* **Required action**
The entries below should appear again in your reply, word for word.

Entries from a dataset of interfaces
▶

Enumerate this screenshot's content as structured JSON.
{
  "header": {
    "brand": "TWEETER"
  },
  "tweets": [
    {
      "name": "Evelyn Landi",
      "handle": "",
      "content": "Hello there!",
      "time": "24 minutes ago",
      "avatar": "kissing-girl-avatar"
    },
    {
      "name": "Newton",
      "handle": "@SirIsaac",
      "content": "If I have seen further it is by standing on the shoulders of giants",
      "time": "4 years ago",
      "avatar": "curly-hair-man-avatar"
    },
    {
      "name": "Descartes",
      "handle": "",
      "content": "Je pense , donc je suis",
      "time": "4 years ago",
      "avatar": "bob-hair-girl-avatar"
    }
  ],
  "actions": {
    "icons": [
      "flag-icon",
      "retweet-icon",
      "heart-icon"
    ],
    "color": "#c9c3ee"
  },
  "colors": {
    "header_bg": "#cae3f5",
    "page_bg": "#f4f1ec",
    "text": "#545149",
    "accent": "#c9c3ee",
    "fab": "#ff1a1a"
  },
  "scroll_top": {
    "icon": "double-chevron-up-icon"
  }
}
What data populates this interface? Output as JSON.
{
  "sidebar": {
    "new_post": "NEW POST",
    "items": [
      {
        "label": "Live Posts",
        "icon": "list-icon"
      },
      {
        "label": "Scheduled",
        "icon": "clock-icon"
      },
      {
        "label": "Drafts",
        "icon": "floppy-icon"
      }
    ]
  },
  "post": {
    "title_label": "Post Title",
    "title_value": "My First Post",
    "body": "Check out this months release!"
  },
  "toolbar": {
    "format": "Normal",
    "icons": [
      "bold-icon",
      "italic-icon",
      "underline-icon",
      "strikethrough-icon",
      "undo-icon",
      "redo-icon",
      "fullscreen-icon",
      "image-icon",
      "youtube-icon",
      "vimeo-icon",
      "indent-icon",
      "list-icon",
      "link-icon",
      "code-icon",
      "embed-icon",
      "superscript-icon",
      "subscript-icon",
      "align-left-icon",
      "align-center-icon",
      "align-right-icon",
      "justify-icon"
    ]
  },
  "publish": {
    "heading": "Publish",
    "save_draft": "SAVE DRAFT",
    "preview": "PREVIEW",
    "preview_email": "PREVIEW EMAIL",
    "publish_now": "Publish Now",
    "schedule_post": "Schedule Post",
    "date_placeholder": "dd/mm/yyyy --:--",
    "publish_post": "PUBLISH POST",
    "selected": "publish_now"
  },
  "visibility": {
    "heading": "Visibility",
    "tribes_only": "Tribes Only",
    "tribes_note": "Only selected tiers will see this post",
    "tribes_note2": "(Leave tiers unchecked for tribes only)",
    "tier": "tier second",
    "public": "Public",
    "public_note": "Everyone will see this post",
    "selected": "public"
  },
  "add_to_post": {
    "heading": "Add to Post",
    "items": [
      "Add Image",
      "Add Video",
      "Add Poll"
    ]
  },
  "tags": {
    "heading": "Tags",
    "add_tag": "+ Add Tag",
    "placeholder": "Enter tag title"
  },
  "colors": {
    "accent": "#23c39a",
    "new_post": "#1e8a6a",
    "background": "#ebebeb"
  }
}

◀

* **Exercise answer**
Enumerate this screenshot's content as structured JSON.
{
  "header": {
    "brand": "TWEETER"
  },
  "tweets": [
    {
      "name": "Evelyn Landi",
      "handle": "",
      "content": "Hello there!",
      "time": "24 minutes ago",
      "avatar": "kissing-girl-avatar"
    },
    {
      "name": "Newton",
      "handle": "@SirIsaac",
      "content": "If I have seen further it is by standing on the shoulders of giants",
      "time": "4 years ago",
      "avatar": "curly-hair-man-avatar"
    },
    {
      "name": "Descartes",
      "handle": "",
      "content": "Je pense , donc je suis",
      "time": "4 years ago",
      "avatar": "bob-hair-girl-avatar"
    }
  ],
  "actions": {
    "icons": [
      "flag-icon",
      "retweet-icon",
      "heart-icon"
    ],
    "color": "#c9c3ee"
  },
  "colors": {
    "header_bg": "#cae3f5",
    "page_bg": "#f4f1ec",
    "text": "#545149",
    "accent": "#c9c3ee",
    "fab": "#ff1a1a"
  },
  "scroll_top": {
    "icon": "double-chevron-up-icon"
  }
}
What data populates this interface? Output as JSON.
{
  "sidebar": {
    "new_post": "NEW POST",
    "items": [
      {
        "label": "Live Posts",
        "icon": "list-icon"
      },
      {
        "label": "Scheduled",
        "icon": "clock-icon"
      },
      {
        "label": "Drafts",
        "icon": "floppy-icon"
      }
    ]
  },
  "post": {
    "title_label": "Post Title",
    "title_value": "My First Post",
    "body": "Check out this months release!"
  },
  "toolbar": {
    "format": "Normal",
    "icons": [
      "bold-icon",
      "italic-icon",
      "underline-icon",
      "strikethrough-icon",
      "undo-icon",
      "redo-icon",
      "fullscreen-icon",
      "image-icon",
      "youtube-icon",
      "vimeo-icon",
      "indent-icon",
      "list-icon",
      "link-icon",
      "code-icon",
      "embed-icon",
      "superscript-icon",
      "subscript-icon",
      "align-left-icon",
      "align-center-icon",
      "align-right-icon",
      "justify-icon"
    ]
  },
  "publish": {
    "heading": "Publish",
    "save_draft": "SAVE DRAFT",
    "preview": "PREVIEW",
    "preview_email": "PREVIEW EMAIL",
    "publish_now": "Publish Now",
    "schedule_post": "Schedule Post",
    "date_placeholder": "dd/mm/yyyy --:--",
    "publish_post": "PUBLISH POST",
    "selected": "publish_now"
  },
  "visibility": {
    "heading": "Visibility",
    "tribes_only": "Tribes Only",
    "tribes_note": "Only selected tiers will see this post",
    "tribes_note2": "(Leave tiers unchecked for tribes only)",
    "tier": "tier second",
    "public": "Public",
    "public_note": "Everyone will see this post",
    "selected": "public"
  },
  "add_to_post": {
    "heading": "Add to Post",
    "items": [
      "Add Image",
      "Add Video",
      "Add Poll"
    ]
  },
  "tags": {
    "heading": "Tags",
    "add_tag": "+ Add Tag",
    "placeholder": "Enter tag title"
  },
  "colors": {
    "accent": "#23c39a",
    "new_post": "#1e8a6a",
    "background": "#ebebeb"
  }
}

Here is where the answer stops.